“The great tree of the deep mountains, it enters the village, and becomes a deity.” That’s the ritual prayer that was sung several months ago as a large tree was cut and toppled to the ground with a thunderous boom. Every 7 years a 200-year old fir tree, one that stands straight as if reaching up to the heavens, becomes the centerpiece for one of Japan’s oldest, grandest and most dangerous festivals: the Onbashira Festival.
“Humans can only hope to be this grand.”
“What a grand tree,” says an elderly woman who has come to pay her respects to the tree. “Humans can only hope to be this grand.” Measuring 20 meters (65 ft) and clocking in at 10 tons, the fir tree is transported to the top of a hill. Eight days later, hundreds of men will attempt to ride the tree, and the deity that lives inside it, as it crashes down the steep hill towards the bottom. The festival reaches its finale when the tree is then lifted into the air – assuming its original position – and men attempt to climb to the top. In May of this year, 1 man died. During the previous festival 2 men died. In fact, injury – and sometimes death – is a common element in this festival, which only takes place in the town of Suwa in Nagano prefecture.

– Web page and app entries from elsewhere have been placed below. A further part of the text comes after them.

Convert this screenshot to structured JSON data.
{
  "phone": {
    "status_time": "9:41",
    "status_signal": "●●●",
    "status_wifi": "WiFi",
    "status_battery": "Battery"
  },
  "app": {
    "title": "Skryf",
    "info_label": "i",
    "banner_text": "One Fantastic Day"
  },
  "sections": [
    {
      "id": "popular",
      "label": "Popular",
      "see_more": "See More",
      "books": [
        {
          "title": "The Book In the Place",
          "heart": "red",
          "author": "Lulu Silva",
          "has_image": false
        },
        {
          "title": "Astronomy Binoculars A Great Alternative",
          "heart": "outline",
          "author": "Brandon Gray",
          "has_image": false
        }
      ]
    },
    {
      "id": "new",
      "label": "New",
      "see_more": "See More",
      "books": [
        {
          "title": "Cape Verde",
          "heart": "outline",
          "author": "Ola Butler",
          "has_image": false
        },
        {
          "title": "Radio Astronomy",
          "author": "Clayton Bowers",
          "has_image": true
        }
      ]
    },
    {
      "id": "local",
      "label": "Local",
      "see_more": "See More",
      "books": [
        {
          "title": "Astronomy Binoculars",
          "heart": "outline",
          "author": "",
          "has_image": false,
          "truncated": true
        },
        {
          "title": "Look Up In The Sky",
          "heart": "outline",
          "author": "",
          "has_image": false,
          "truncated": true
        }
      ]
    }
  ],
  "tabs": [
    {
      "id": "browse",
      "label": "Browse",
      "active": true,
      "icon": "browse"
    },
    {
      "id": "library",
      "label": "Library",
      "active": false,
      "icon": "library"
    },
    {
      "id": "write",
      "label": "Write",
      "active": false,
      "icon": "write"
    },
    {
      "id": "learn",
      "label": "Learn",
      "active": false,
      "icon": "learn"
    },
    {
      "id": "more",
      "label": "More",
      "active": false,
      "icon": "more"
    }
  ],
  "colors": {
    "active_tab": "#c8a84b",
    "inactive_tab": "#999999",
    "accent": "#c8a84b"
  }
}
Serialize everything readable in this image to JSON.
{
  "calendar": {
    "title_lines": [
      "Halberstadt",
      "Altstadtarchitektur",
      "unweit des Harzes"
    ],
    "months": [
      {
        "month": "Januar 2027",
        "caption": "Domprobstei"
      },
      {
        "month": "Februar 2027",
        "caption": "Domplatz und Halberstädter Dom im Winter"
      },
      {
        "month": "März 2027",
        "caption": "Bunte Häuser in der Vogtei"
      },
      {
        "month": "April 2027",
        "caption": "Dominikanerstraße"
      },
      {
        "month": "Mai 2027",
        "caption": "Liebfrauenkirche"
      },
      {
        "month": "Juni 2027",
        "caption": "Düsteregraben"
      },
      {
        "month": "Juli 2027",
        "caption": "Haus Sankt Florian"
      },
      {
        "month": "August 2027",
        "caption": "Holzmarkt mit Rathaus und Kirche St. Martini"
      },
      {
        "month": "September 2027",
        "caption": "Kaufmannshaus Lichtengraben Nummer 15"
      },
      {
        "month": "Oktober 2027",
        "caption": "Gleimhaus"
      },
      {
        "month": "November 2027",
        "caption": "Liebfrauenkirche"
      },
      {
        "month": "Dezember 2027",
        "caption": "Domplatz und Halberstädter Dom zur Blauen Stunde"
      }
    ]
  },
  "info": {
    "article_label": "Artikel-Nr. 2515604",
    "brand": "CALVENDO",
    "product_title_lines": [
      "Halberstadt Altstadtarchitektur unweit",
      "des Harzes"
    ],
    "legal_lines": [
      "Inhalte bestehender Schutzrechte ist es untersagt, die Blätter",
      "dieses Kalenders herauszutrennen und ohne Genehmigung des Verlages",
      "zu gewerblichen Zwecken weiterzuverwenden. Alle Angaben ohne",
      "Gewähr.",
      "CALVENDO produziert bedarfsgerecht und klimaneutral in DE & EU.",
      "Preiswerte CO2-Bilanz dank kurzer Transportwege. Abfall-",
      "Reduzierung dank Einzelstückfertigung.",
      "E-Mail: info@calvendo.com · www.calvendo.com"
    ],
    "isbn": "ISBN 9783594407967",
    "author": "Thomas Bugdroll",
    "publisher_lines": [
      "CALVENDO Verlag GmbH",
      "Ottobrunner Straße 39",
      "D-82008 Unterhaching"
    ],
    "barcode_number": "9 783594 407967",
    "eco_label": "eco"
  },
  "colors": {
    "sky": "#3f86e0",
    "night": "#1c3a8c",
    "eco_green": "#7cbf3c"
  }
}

To understand how this unique festival originated, and why it continues to flourish only in this one local region of Japan, we must begin the story 10,000 years ago to the Jomon period when Japan was inhabited by hunter-gatherers. They ate nuts and berries, and also boar meat, which they would dry and preserve. In the winter, they would keep warm by wearing the hides of the animals they had eaten. And so, every part of their lives were closely tied to the forest. And the forest gave them everything they needed. It’s not surprising that they naturally came to believe that the forest was inhabited by deities.
But a significant change in lifestyle occurred around 500 – 600 BC when rice paddy culture entered Japan, eventually ushering in what we now refer to as the Yayoi Period. It meant a new, self-sufficient lifestyle. And early adopters were rewarded with power and a comfortable lifestyle that resulted from being able to sell rice for other goods.
This final holdout is where Suwa is located, and represents a resistance to a new way of life.
However, when you look at how rice paddy culture spread throughout Japan, a fascinating insight is revealed. It began in the south and spread quickly north. But as it approaches the Chubu region, adoption of the new way of life comes to a halt. Rice farming culture then bypasses this region, begins in the North and works its way down. This final holdout is where Suwa is located, and represents a resistance to a new way of life. It’s the location where Jomon culture refused to part with the forest that had supported its livelihood for generations.
The tale also exists in parallel in the Kojiki, Japan’s oldest chronicle of historical records and myths. As legend has it, the deity Takeminakata, after losing a test of strength, fled to Suwa. But when he arrived, he found that the mountain deity Moreya was already occupying the land. A skilled hunter and in touch with mother earth, Moreya was indeed an image of the Jomon people. Moreya attempted to prevent Takeminakata from entering Suwa but after a long battle Moreya was defeated. But instead of banishing Moreya, Takeminakata asked Moreya to remain and help him rule.
it’s a testament to resistance: a fight against change and a futile effort to push against the changing tide of time.
And so the Onbashira festival remains as a testament to a time when ancestors lived among the forest and trees. It’s a testament to a time when the transfer of power and culture threatened to shake the very way of life of a group of people. And it’s a testament to resistance: a fight against change and a futile effort to push against the changing tide of time.
This article was based largely on an NHK documentary on the subject, which is available above in full.